» Exercise objective
Among the lines below, return each one that contains the word "expanded".

(Saved entries)
- - -

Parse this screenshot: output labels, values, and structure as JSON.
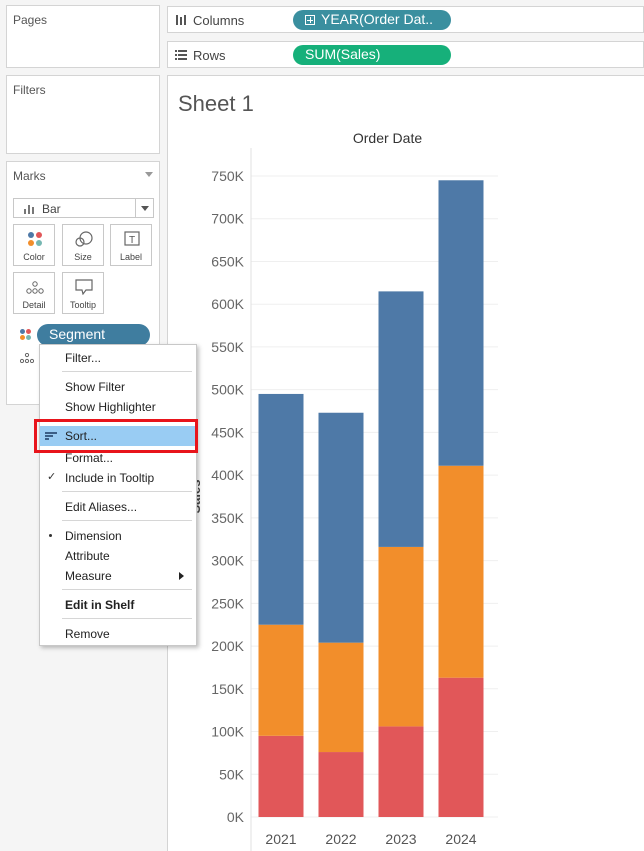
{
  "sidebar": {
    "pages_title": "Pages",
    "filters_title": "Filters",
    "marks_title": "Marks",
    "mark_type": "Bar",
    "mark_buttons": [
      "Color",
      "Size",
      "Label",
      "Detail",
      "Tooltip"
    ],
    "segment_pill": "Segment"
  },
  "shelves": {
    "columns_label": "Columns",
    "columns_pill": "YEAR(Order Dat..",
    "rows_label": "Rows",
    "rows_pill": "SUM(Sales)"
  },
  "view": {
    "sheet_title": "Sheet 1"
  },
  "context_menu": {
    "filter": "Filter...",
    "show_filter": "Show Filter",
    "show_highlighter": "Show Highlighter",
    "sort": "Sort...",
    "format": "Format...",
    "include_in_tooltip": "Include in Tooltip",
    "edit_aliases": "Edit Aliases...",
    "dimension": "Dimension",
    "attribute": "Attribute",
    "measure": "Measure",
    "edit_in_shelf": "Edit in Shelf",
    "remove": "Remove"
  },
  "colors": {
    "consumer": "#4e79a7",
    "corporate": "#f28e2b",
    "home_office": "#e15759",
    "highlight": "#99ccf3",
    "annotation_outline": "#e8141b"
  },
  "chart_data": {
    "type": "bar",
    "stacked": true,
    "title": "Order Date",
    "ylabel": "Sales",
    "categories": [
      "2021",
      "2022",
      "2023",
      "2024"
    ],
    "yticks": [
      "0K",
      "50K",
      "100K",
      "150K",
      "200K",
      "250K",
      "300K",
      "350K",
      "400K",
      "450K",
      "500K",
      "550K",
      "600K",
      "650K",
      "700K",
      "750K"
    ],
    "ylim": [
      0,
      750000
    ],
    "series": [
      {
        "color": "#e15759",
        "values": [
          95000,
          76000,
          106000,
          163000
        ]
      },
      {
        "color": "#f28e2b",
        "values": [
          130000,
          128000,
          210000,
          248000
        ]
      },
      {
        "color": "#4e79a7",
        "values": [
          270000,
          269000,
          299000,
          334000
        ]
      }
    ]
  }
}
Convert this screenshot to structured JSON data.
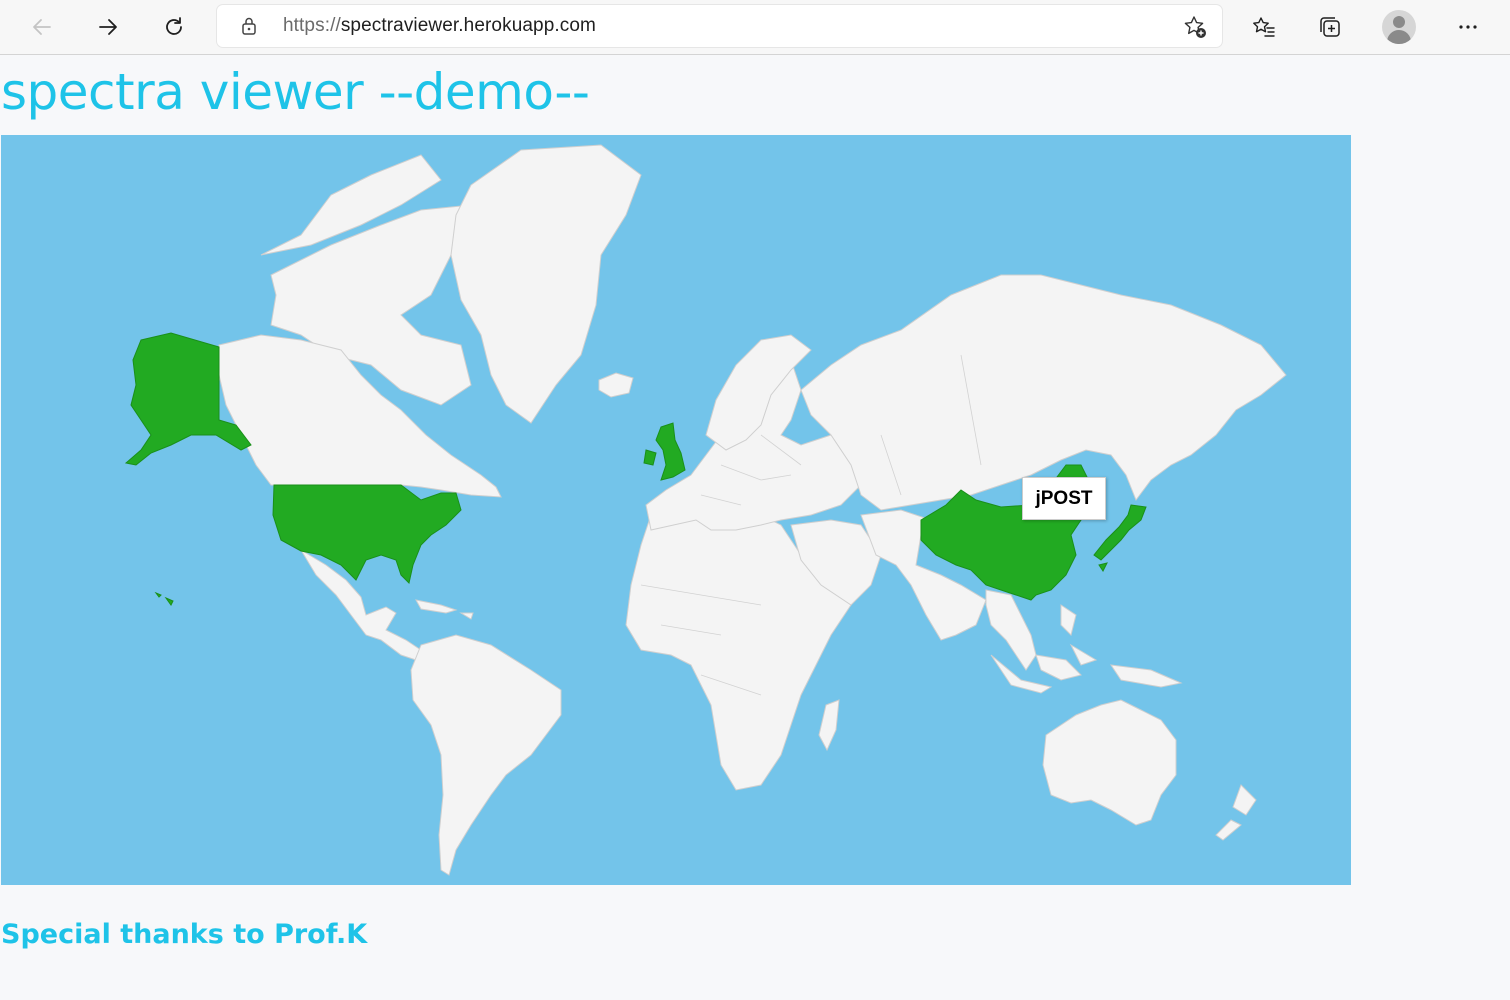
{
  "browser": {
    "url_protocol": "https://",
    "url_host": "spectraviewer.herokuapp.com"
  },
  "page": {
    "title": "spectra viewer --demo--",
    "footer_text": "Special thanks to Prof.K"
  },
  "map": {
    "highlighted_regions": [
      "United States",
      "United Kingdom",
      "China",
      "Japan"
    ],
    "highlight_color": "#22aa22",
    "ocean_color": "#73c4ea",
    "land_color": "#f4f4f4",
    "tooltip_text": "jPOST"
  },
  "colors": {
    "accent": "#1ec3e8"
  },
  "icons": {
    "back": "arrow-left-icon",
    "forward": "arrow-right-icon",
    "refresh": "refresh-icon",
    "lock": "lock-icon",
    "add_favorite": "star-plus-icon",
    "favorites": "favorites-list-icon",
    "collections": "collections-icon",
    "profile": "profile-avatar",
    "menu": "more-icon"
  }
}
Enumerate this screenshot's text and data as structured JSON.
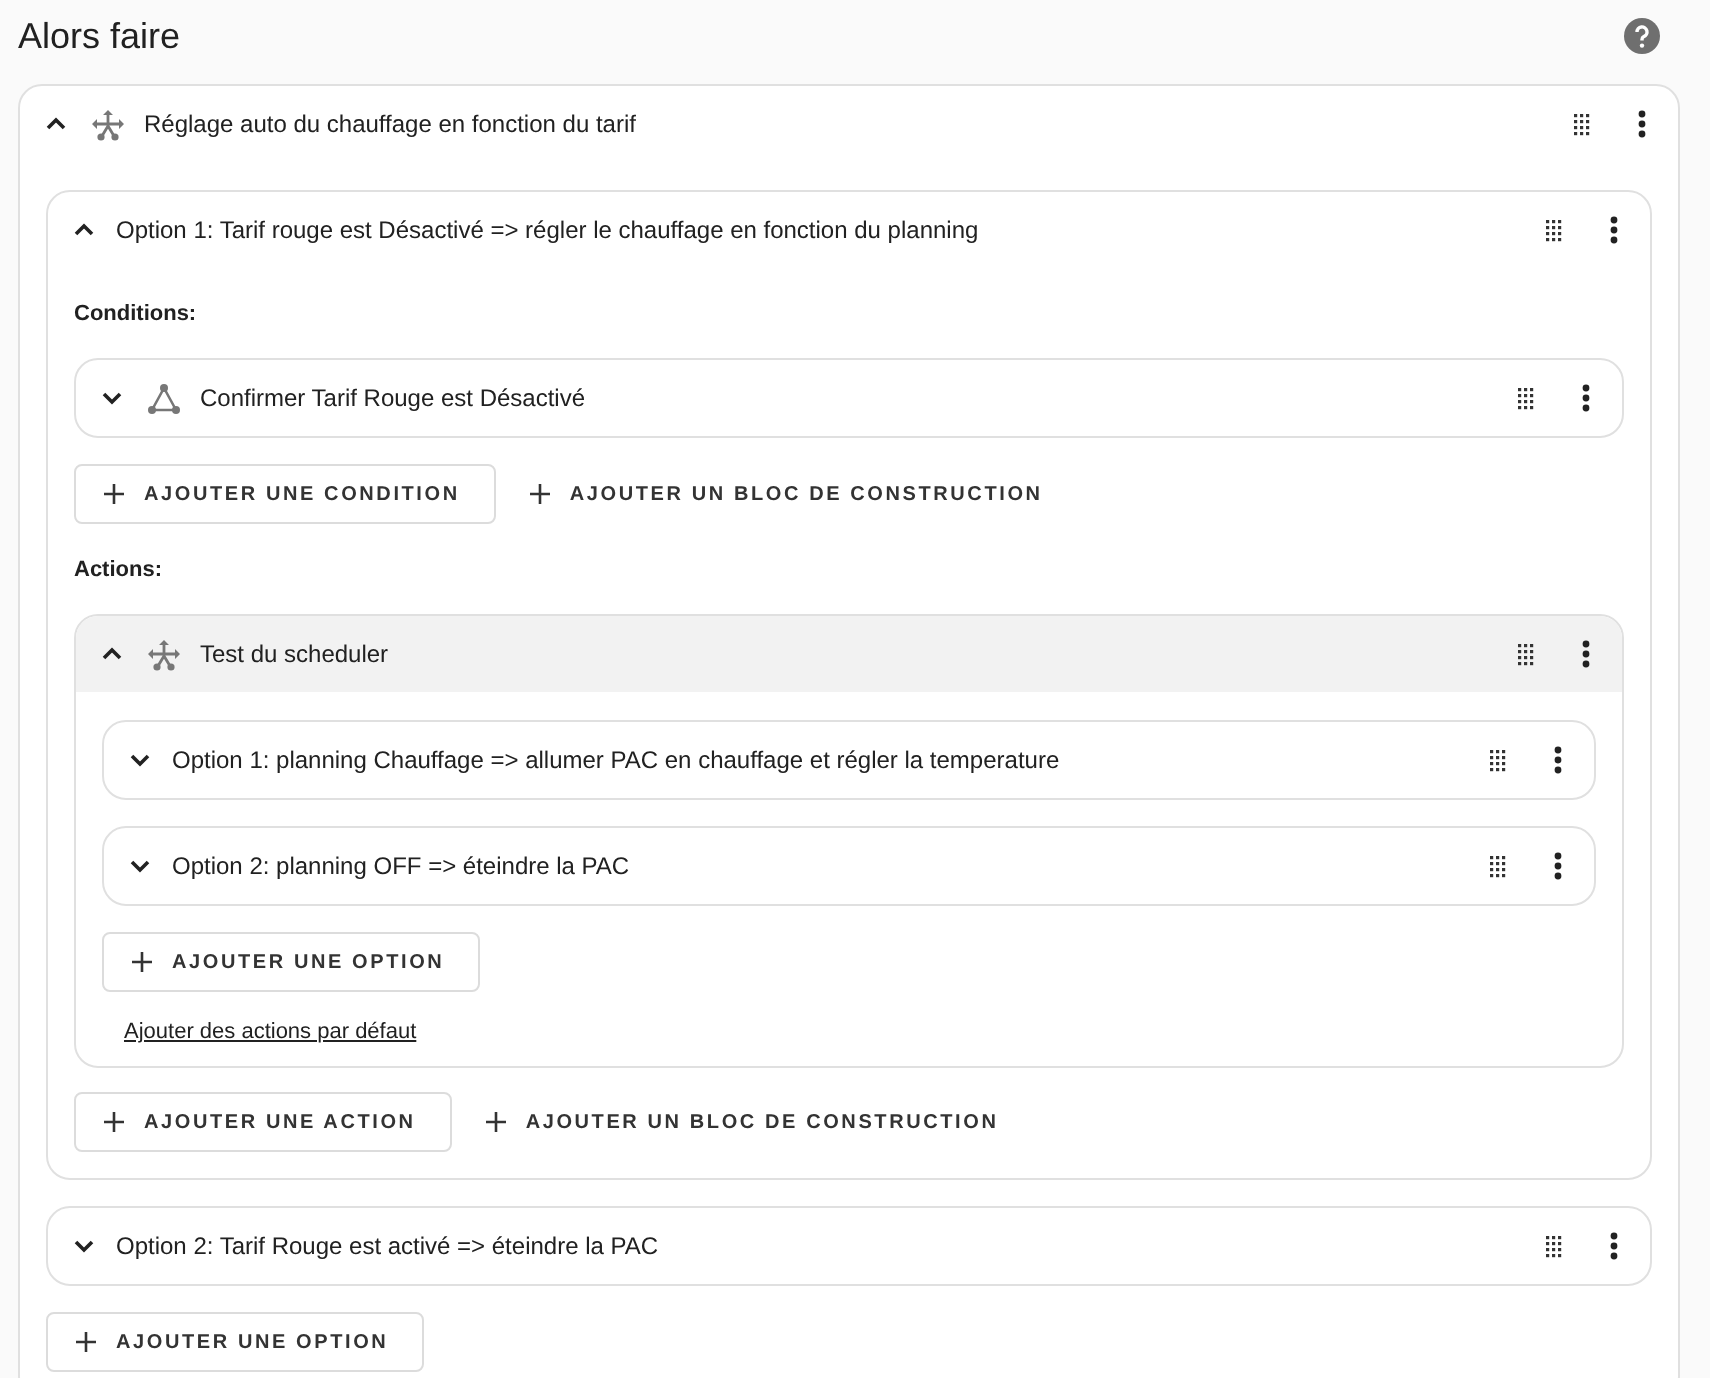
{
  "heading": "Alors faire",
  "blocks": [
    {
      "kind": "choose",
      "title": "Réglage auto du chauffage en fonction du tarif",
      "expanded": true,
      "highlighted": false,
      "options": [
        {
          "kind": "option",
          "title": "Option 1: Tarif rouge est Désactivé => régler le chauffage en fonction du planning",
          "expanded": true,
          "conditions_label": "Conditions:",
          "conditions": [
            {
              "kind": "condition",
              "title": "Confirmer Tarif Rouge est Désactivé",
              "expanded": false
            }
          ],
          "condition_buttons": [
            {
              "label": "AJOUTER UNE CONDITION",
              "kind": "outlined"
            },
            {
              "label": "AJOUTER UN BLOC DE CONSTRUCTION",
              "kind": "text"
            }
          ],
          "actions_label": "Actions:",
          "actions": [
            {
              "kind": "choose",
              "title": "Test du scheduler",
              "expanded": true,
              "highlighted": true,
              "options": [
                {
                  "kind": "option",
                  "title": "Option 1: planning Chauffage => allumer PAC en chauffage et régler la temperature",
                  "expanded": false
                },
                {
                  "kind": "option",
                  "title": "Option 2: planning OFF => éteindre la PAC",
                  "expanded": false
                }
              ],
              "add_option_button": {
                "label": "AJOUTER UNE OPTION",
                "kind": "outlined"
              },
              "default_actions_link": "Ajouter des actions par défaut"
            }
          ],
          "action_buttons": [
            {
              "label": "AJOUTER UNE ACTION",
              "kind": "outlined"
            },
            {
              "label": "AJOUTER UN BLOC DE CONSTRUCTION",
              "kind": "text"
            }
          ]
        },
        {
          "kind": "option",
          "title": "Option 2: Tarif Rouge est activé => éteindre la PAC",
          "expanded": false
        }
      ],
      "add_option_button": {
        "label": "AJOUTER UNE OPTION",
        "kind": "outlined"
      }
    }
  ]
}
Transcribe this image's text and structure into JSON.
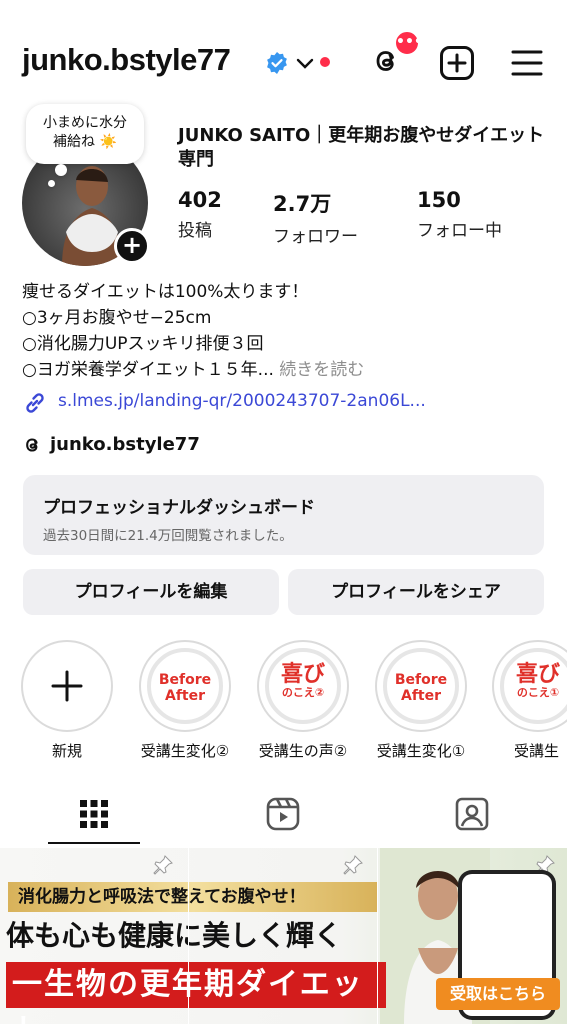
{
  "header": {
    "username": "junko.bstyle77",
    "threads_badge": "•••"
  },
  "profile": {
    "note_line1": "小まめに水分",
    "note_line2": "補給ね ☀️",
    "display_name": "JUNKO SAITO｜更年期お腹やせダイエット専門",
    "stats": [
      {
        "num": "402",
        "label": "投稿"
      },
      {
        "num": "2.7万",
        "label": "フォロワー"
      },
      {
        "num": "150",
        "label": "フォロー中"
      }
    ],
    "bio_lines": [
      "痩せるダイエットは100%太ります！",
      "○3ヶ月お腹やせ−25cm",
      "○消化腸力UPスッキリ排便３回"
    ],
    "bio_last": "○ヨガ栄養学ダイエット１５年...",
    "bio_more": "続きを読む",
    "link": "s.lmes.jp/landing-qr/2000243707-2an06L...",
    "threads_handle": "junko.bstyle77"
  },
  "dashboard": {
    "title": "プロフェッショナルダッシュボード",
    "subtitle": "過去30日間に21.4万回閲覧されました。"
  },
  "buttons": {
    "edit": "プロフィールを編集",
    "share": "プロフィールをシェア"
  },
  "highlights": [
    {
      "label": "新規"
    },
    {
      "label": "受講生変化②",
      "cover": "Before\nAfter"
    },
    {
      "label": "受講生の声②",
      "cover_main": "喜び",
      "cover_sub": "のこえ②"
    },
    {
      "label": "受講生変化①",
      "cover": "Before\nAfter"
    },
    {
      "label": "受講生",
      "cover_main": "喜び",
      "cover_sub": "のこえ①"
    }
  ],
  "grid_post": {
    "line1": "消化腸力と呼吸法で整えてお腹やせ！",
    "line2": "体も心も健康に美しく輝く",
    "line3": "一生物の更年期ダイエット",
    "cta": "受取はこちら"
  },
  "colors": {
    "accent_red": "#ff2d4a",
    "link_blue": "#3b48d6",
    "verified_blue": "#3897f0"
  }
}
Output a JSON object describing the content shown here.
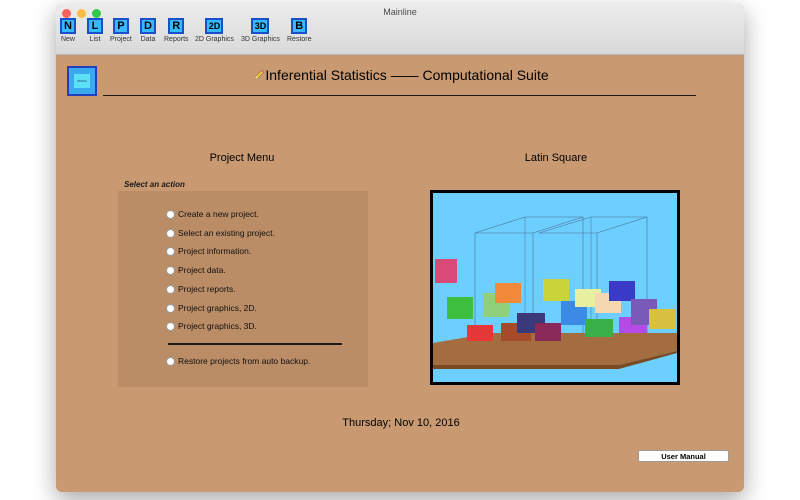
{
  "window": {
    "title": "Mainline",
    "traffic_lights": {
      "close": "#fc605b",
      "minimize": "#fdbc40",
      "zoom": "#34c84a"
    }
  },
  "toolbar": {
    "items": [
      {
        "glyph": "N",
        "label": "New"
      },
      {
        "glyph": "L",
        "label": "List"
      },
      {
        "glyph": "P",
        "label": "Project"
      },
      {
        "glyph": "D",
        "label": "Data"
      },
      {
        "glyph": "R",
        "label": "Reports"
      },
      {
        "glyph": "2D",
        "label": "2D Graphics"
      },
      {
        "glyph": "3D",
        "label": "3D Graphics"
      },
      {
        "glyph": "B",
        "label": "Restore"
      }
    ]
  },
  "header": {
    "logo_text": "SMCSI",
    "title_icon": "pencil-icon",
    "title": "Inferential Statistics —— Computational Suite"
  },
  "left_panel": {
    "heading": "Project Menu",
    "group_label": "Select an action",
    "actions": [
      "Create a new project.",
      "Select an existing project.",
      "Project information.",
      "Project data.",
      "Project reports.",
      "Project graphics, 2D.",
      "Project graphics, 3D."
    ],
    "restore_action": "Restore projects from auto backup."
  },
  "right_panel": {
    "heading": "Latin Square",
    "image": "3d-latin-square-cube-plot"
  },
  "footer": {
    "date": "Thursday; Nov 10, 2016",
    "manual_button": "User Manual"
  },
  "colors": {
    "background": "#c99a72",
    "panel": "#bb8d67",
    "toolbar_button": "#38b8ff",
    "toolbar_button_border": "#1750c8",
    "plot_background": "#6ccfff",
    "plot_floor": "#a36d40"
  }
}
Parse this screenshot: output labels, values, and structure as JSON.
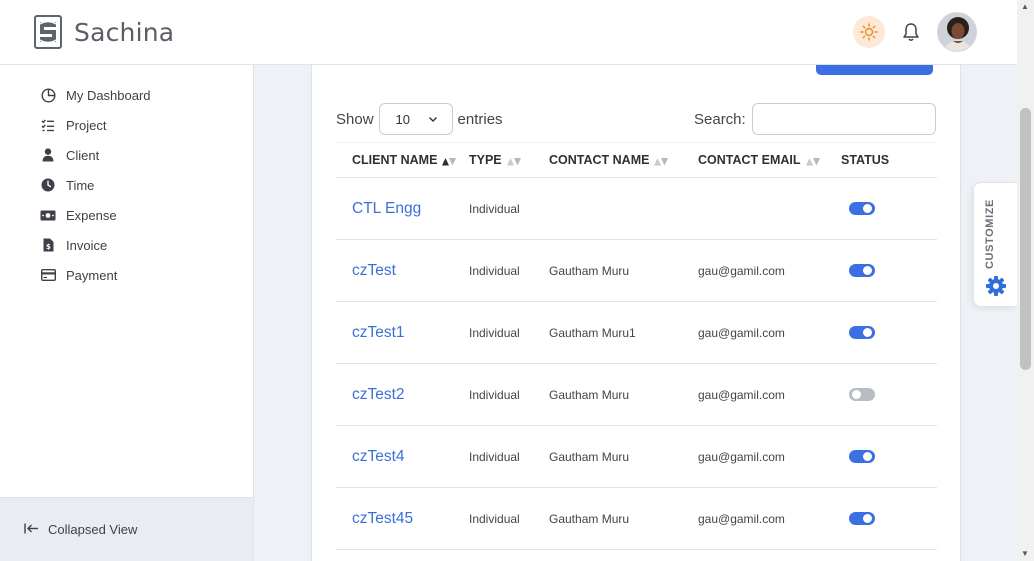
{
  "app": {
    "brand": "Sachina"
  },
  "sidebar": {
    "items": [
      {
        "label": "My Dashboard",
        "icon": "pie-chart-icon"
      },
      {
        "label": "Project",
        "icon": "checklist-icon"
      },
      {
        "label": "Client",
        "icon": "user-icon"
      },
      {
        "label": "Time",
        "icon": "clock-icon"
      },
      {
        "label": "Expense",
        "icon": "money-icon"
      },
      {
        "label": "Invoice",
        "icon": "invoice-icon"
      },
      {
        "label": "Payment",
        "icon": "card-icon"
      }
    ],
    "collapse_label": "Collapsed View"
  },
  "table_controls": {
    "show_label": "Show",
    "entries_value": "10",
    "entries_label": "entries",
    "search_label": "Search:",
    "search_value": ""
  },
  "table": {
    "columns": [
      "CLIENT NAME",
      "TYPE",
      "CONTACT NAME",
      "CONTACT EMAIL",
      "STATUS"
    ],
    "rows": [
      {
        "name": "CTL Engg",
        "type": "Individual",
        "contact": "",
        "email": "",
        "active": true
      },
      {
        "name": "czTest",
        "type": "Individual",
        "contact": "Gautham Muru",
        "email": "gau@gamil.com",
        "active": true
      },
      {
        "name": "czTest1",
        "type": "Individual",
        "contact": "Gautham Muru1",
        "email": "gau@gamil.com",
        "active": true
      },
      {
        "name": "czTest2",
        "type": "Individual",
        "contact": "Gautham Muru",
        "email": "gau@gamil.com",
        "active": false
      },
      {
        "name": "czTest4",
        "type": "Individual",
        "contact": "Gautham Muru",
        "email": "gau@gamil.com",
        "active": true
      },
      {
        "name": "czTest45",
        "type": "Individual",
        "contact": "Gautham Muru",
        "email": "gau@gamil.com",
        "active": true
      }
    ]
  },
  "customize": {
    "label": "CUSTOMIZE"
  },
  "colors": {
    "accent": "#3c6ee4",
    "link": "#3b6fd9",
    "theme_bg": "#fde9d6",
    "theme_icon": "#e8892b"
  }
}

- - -

» Worked solution
      "expanded": true,
          "expanded": true,
              "expanded": false
              "expanded": true,
                  "expanded": false
                  "expanded": false
          "expanded": false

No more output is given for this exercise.